Malaise dans la démocratie
The upheavals that have taken place since the 1960s and the simultaneous “cultural revolution” produced fractures in democratic countries, revealing contradictory concepts of the relationships we have with work, education culture and religion.
This book highlights the posturing and deceitfulness of our individualist conformity which is sheltered from the trials of real life and of history while asserting itself as the incarnation of modernity and progress. It reveals how a new concept of the human condition has imperceptibly spread not only thanks to modernist trends in education, management, and cultural and celebratory events, but also thanks to behavioural therapies, neo-Buddhism and environmentalism. A perfect “bubble” has been created while the violence of the world is knocking at our door.
By failing to address these questions, democracies are condemning themselves to continued blindness to their own internal weaknesses which leave them ill-equipped to confront new global disruptions and enemies bent on their destruction. Camus said: “Each generation probably thinks it is dedicated to making the world a better place. And yet mine knows it won’t succeed in that. But our task is perhaps even bigger. It is to stop the world becoming a worse place.” This is even more of a necessity now.

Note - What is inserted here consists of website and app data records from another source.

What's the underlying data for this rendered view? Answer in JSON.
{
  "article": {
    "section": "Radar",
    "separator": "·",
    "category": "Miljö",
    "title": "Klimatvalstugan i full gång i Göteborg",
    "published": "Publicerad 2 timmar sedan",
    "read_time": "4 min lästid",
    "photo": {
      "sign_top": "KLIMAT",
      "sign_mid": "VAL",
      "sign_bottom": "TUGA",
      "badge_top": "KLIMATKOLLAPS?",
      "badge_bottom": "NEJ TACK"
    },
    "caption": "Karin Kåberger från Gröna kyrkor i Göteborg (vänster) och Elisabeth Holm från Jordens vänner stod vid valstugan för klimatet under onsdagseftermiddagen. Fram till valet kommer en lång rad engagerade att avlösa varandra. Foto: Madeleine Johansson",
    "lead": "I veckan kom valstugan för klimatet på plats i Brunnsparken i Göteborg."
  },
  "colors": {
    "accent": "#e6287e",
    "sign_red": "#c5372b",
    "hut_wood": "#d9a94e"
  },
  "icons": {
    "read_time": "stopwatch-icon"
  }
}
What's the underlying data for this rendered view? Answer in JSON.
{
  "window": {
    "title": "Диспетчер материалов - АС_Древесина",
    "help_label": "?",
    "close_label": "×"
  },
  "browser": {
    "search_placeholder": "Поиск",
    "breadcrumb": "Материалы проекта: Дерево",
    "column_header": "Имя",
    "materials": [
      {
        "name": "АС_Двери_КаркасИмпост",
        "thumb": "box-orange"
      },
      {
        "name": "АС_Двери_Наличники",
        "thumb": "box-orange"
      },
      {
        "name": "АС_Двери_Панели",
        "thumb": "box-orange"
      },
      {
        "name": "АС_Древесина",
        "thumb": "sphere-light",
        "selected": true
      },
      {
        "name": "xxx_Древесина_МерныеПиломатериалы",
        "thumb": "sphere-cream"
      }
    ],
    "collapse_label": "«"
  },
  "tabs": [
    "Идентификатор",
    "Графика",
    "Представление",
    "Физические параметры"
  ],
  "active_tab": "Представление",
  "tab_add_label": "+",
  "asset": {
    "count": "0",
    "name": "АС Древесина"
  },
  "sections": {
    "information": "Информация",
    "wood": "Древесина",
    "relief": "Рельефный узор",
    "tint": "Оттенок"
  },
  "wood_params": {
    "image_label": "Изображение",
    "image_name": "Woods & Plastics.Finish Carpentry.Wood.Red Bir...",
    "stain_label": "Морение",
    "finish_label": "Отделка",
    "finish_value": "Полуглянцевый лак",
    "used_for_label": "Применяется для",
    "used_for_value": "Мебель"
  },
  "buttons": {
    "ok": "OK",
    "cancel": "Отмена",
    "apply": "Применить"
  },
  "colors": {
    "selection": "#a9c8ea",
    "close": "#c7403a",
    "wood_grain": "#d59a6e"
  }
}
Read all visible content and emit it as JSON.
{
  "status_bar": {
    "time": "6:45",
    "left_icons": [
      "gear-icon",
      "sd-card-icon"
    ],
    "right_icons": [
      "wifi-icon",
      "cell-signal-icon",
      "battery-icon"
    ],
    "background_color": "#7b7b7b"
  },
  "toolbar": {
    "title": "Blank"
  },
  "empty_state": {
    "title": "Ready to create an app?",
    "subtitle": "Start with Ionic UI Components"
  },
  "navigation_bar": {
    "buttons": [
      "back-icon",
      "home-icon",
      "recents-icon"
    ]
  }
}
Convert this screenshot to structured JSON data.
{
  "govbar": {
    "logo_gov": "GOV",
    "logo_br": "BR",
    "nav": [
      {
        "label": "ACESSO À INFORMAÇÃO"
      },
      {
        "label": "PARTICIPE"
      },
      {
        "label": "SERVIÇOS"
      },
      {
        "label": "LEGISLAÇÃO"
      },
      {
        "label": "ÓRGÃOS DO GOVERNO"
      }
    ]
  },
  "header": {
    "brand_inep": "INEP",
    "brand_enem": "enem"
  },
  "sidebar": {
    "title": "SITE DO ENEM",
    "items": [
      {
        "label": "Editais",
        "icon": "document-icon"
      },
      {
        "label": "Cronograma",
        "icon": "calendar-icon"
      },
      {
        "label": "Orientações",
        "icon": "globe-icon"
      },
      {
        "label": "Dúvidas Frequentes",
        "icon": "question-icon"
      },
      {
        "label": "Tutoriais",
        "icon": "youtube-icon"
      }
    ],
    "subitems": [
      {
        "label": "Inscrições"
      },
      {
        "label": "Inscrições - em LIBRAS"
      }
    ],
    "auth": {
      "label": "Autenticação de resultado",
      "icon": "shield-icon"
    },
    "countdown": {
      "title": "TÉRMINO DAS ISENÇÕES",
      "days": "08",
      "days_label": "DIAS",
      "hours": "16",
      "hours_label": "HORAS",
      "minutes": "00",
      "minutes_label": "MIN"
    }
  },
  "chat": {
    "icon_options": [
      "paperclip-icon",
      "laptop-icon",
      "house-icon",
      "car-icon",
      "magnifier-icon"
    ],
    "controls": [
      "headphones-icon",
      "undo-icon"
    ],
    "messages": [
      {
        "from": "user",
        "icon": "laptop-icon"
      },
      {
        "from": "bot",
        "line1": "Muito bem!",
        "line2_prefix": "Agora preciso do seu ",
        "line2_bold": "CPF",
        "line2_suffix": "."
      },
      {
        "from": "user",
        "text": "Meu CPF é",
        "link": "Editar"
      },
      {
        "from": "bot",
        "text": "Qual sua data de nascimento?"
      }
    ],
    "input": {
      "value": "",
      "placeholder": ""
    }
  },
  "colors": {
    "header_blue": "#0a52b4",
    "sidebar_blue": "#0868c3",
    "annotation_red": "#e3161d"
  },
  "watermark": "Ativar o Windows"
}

With a background in philosophy, the sociologist Jean-Pierre Le Goff has written many books including Mai 68, l’héritage impossible, La France morcelée, La Gauche à l’épreuve and La Fin du village.